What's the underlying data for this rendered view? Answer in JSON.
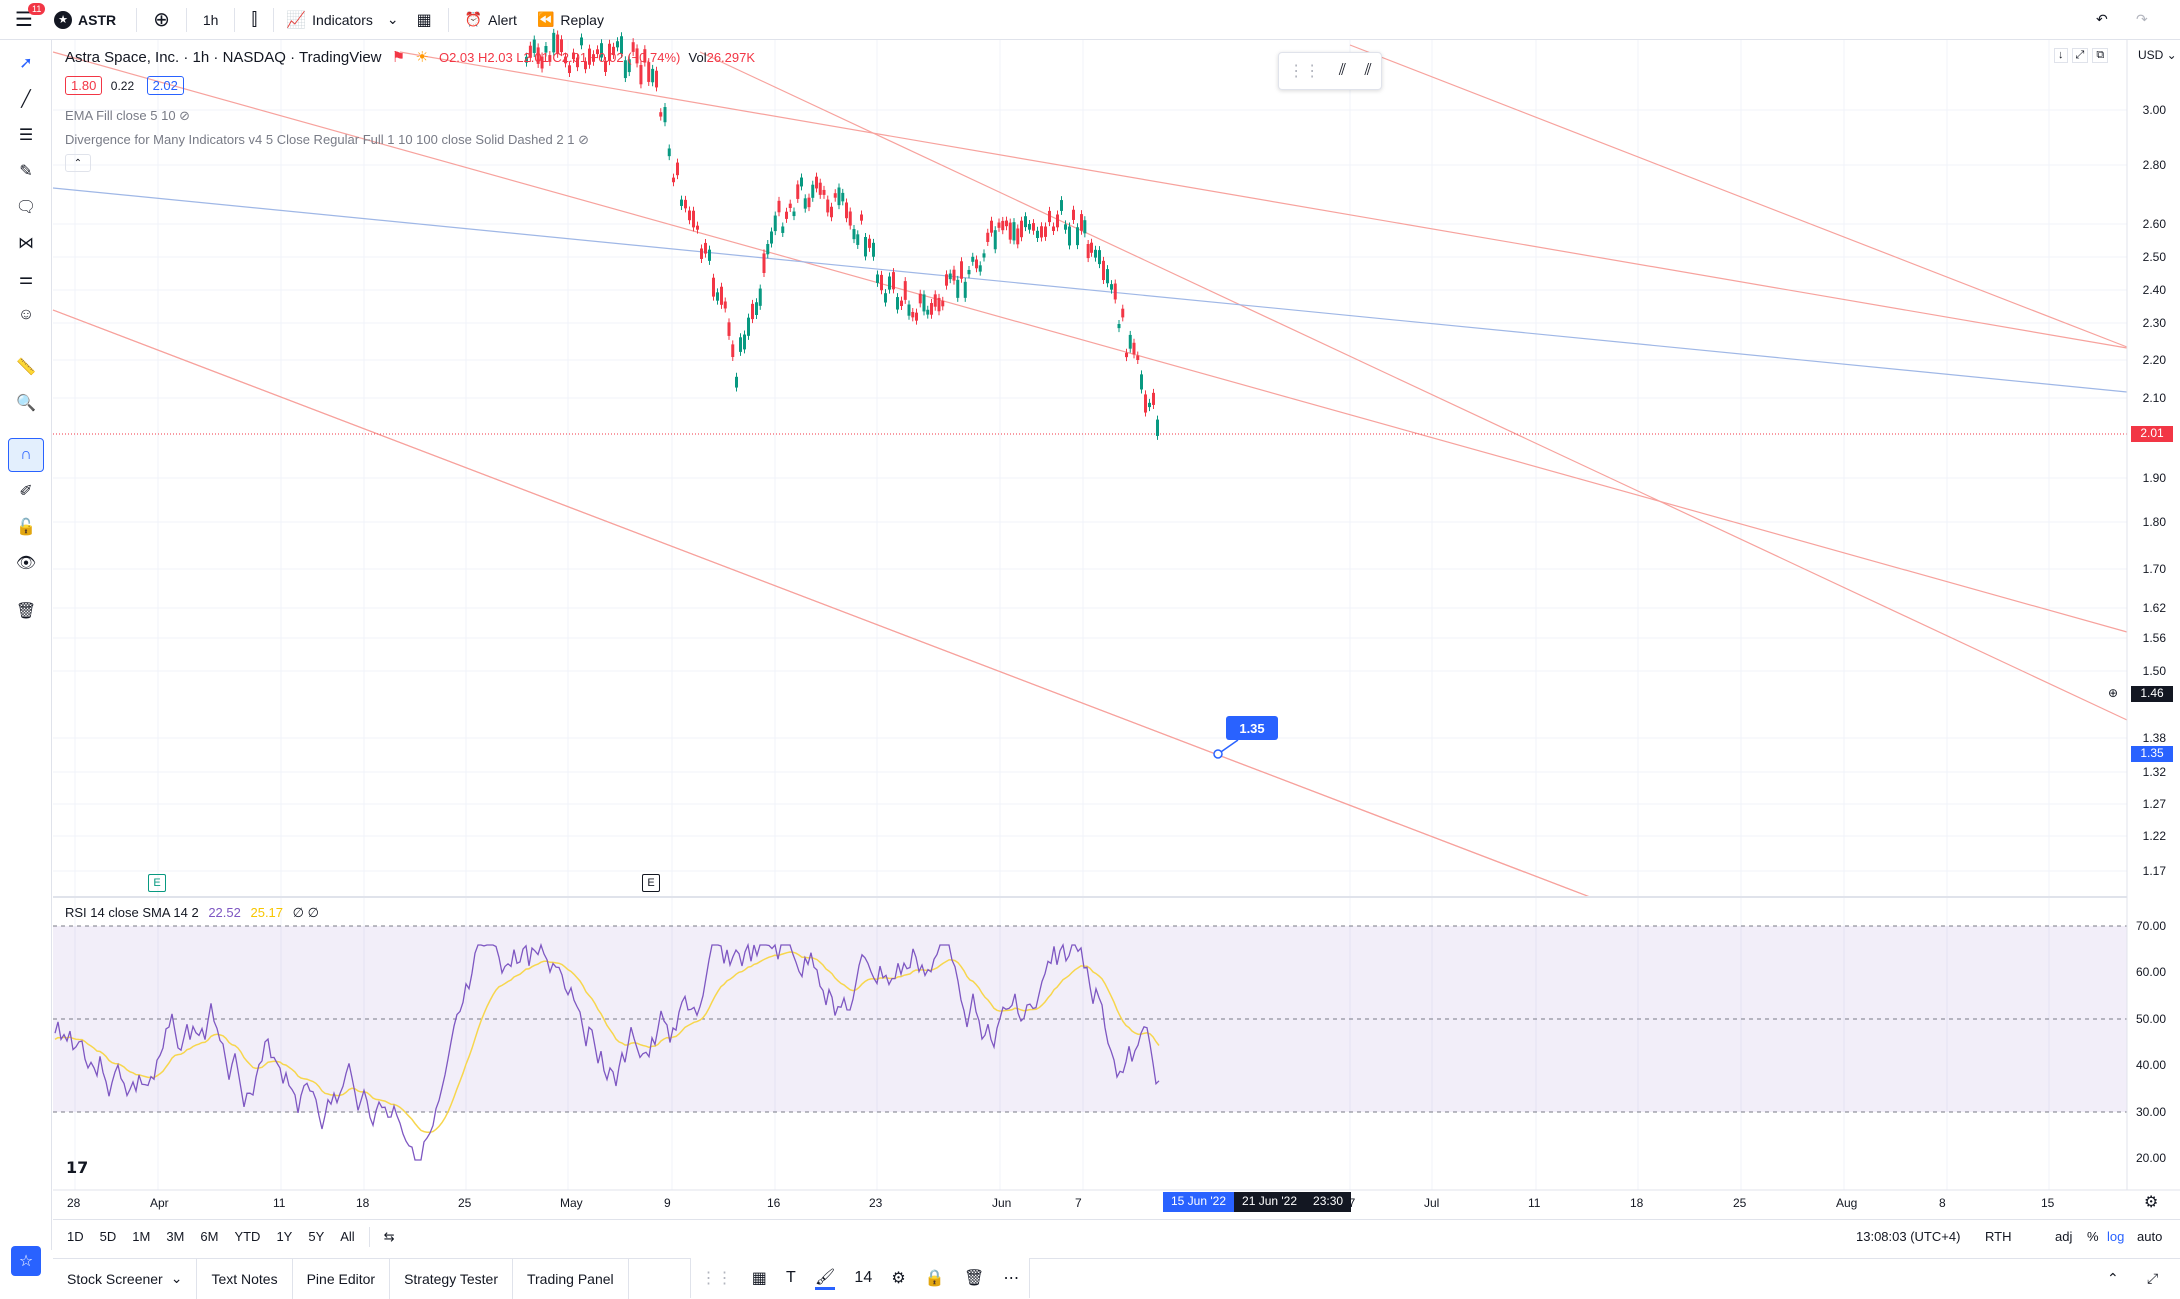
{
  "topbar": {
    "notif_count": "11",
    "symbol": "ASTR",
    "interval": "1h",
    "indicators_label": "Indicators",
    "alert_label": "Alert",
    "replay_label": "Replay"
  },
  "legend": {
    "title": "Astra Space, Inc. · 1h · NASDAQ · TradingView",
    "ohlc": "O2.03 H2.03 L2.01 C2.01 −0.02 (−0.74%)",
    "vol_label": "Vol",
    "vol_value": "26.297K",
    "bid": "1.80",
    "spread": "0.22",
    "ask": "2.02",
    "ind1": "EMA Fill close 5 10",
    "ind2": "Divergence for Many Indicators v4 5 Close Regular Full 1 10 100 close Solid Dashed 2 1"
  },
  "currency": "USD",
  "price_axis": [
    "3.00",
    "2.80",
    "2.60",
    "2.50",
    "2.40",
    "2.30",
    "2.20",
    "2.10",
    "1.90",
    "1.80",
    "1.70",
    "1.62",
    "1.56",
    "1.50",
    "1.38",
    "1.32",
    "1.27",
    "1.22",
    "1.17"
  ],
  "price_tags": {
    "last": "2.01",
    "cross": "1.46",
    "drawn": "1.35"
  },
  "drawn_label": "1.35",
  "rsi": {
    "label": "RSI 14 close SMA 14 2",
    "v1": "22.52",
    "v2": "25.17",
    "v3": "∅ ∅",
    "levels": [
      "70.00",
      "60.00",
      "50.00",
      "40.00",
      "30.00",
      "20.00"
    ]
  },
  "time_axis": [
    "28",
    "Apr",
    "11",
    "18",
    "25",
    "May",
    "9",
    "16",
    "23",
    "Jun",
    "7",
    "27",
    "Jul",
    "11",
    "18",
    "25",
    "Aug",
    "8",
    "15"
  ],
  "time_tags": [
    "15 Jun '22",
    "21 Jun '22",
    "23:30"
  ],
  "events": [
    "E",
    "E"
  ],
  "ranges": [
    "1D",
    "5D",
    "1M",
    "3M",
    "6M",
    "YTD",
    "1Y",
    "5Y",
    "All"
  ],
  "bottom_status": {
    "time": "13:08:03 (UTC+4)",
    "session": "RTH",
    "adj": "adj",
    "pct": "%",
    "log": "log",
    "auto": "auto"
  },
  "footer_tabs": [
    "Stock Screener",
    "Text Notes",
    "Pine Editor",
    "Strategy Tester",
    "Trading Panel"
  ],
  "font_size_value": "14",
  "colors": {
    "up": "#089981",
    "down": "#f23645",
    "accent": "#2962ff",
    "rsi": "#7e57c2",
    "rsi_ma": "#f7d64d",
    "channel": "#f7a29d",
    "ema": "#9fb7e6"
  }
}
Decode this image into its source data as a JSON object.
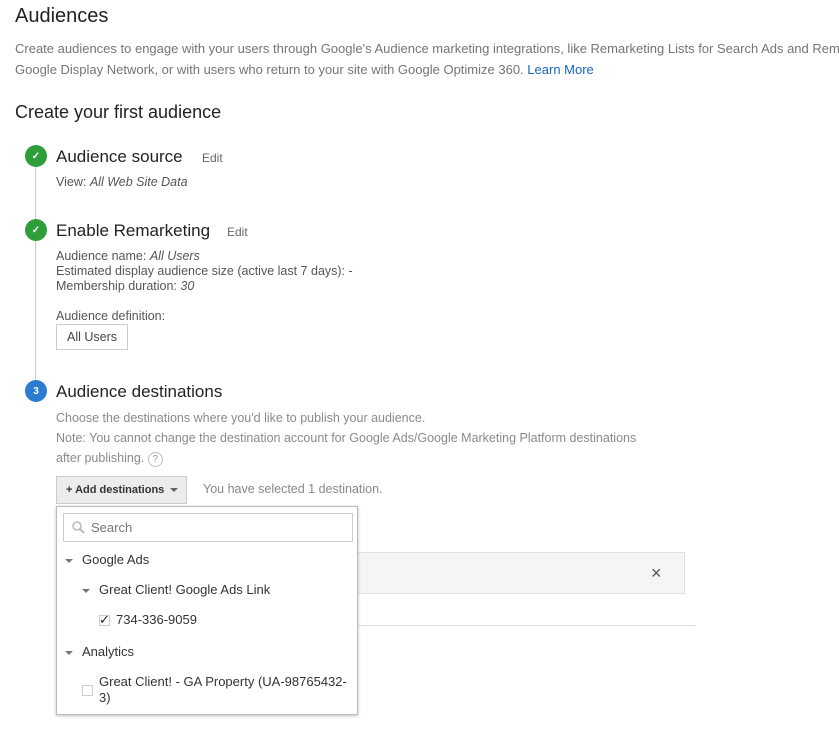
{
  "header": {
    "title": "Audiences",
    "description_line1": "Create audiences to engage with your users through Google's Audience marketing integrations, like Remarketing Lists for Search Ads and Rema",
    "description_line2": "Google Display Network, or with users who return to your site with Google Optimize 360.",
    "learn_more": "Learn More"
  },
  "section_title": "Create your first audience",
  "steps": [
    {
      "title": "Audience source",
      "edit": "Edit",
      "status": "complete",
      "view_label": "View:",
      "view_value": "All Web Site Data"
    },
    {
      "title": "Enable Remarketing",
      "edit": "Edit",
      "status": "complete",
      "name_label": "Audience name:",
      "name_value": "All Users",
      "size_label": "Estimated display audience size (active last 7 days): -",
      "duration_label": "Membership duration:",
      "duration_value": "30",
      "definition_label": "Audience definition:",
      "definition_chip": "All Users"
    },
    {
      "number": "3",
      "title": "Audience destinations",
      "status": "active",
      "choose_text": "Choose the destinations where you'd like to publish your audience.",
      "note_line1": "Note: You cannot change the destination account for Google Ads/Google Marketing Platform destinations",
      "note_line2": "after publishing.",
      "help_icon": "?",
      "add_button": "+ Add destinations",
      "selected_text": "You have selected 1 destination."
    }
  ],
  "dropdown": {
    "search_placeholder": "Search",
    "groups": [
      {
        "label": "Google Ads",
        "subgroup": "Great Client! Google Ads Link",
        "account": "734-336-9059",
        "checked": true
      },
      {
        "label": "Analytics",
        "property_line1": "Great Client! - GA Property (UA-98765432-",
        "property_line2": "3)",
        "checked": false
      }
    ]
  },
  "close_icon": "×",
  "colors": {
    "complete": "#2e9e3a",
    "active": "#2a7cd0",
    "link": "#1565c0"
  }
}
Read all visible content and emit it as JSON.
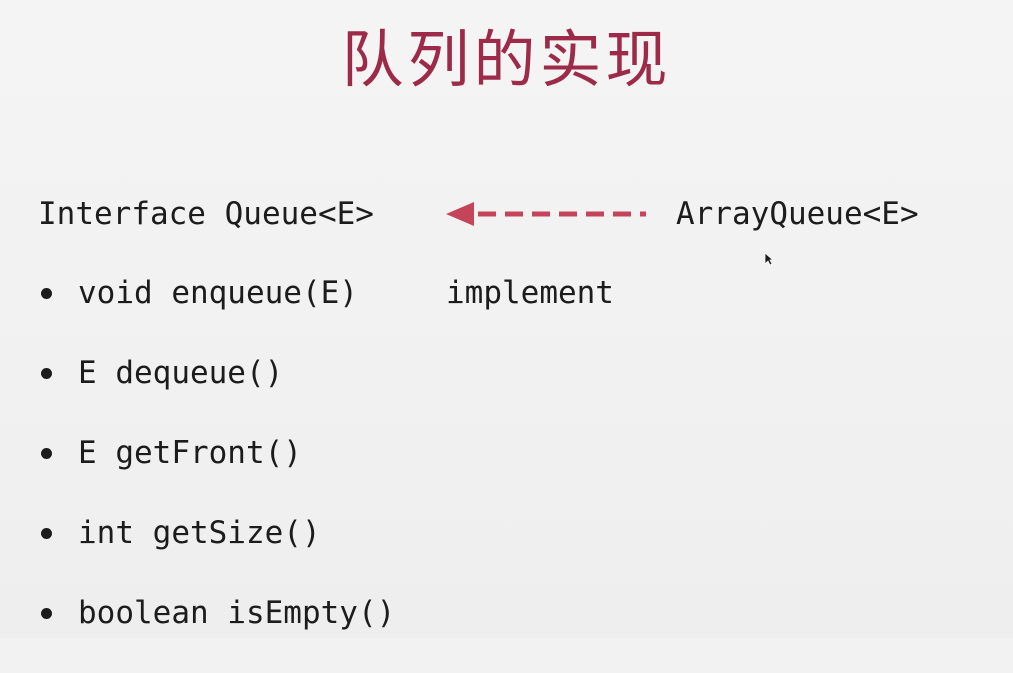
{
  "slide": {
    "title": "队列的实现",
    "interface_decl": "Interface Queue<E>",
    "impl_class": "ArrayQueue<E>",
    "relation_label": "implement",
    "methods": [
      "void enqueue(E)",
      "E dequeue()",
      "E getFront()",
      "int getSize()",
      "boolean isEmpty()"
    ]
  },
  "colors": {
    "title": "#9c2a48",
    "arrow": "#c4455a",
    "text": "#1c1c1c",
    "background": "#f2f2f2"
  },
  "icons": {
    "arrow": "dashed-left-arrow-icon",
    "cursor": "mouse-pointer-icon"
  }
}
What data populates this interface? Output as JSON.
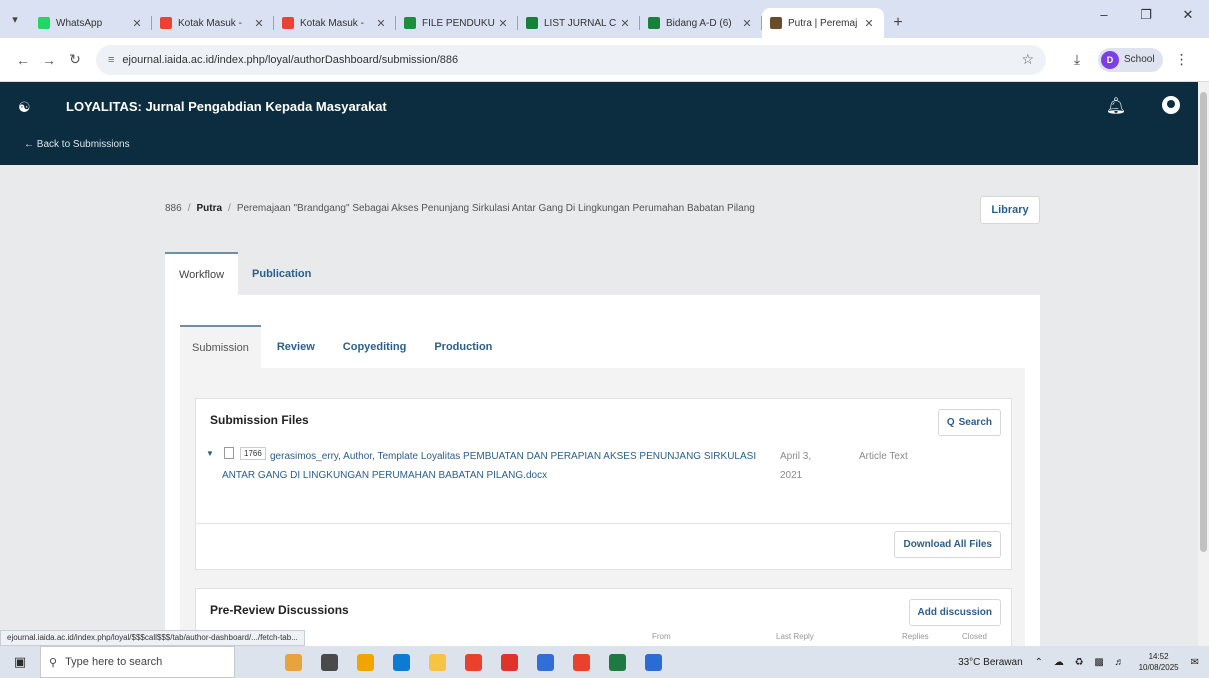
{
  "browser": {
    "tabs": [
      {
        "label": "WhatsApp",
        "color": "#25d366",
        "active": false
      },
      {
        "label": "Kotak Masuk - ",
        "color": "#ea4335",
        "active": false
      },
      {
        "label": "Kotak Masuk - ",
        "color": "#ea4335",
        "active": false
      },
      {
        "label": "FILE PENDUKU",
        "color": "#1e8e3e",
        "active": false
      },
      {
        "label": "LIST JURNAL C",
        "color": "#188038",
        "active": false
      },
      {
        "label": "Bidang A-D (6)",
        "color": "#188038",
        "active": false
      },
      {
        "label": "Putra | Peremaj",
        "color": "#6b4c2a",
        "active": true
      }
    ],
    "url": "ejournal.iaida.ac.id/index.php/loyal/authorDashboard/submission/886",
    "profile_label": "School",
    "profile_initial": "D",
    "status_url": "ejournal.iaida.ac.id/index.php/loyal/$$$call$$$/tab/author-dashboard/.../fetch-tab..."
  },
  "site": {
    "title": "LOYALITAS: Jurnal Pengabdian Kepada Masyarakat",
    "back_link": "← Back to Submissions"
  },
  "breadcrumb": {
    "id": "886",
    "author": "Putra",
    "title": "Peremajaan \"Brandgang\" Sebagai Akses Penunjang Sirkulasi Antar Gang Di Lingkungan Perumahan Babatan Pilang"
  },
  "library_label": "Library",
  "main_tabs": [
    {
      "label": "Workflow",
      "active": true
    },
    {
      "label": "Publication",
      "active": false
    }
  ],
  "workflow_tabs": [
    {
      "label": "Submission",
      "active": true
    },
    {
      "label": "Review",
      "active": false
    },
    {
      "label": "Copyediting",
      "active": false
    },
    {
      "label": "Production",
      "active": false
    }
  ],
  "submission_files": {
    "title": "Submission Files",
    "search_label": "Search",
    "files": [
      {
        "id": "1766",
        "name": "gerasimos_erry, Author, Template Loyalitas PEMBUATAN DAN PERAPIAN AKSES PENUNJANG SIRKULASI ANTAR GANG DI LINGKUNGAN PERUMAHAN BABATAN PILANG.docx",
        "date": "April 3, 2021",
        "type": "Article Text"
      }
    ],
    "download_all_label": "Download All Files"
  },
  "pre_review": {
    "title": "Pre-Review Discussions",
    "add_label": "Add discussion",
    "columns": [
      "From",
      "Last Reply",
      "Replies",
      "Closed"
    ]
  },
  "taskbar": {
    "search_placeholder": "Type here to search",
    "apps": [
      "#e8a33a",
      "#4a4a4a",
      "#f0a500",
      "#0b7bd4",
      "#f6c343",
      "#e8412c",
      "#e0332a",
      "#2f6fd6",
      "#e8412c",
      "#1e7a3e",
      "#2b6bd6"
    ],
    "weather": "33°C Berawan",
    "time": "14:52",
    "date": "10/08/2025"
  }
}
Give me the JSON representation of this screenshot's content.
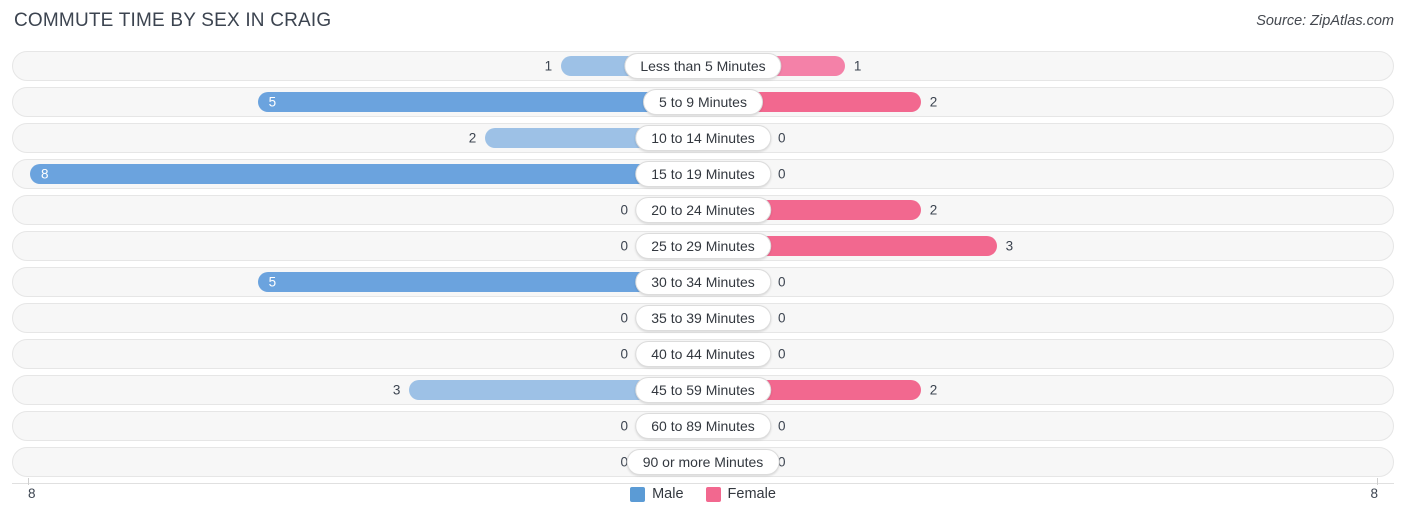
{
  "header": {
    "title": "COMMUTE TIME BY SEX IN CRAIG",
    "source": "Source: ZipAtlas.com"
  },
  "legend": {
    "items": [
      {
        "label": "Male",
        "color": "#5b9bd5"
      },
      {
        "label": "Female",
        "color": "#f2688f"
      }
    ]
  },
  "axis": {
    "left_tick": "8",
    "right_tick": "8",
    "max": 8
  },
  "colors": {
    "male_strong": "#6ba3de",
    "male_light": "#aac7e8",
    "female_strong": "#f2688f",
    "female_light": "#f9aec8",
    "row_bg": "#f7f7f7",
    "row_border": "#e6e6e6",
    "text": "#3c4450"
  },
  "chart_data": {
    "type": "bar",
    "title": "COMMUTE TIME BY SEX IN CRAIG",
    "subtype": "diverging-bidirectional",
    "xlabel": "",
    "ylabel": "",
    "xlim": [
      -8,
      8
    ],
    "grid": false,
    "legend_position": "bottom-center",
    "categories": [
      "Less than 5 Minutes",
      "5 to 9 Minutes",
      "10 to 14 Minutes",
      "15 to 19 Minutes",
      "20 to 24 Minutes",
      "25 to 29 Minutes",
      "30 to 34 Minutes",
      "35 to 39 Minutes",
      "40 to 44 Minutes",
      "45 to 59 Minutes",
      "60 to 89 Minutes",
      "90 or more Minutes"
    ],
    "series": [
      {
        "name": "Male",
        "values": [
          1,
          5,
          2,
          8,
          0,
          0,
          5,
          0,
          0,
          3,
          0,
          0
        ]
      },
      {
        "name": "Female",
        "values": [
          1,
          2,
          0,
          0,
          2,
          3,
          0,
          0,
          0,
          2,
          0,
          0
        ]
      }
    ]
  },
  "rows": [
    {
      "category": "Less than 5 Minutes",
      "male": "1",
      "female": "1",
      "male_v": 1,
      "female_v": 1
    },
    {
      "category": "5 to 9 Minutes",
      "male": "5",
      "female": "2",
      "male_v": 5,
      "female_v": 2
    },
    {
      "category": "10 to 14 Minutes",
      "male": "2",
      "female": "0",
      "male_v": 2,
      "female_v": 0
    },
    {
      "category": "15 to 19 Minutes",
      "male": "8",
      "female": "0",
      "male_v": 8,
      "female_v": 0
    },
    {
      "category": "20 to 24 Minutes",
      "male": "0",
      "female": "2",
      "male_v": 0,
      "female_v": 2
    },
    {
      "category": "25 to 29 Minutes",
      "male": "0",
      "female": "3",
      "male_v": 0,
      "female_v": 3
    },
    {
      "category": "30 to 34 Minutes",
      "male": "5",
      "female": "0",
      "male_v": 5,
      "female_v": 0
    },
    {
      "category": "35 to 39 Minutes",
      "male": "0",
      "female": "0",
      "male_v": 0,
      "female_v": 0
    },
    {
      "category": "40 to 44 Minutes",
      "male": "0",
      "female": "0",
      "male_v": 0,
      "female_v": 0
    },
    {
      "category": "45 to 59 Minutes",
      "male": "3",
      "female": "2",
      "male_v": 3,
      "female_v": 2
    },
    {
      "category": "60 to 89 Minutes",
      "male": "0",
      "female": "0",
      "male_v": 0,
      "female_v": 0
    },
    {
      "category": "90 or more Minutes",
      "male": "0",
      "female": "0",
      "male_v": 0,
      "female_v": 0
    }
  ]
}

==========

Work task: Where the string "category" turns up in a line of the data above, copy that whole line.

Exercise response:
      "category": "Less than 5 Minutes",
      "category": "5 to 9 Minutes",
      "category": "10 to 14 Minutes",
      "category": "15 to 19 Minutes",
      "category": "20 to 24 Minutes",
      "category": "25 to 29 Minutes",
      "category": "30 to 34 Minutes",
      "category": "35 to 39 Minutes",
      "category": "40 to 44 Minutes",
      "category": "45 to 59 Minutes",
      "category": "60 to 89 Minutes",
      "category": "90 or more Minutes",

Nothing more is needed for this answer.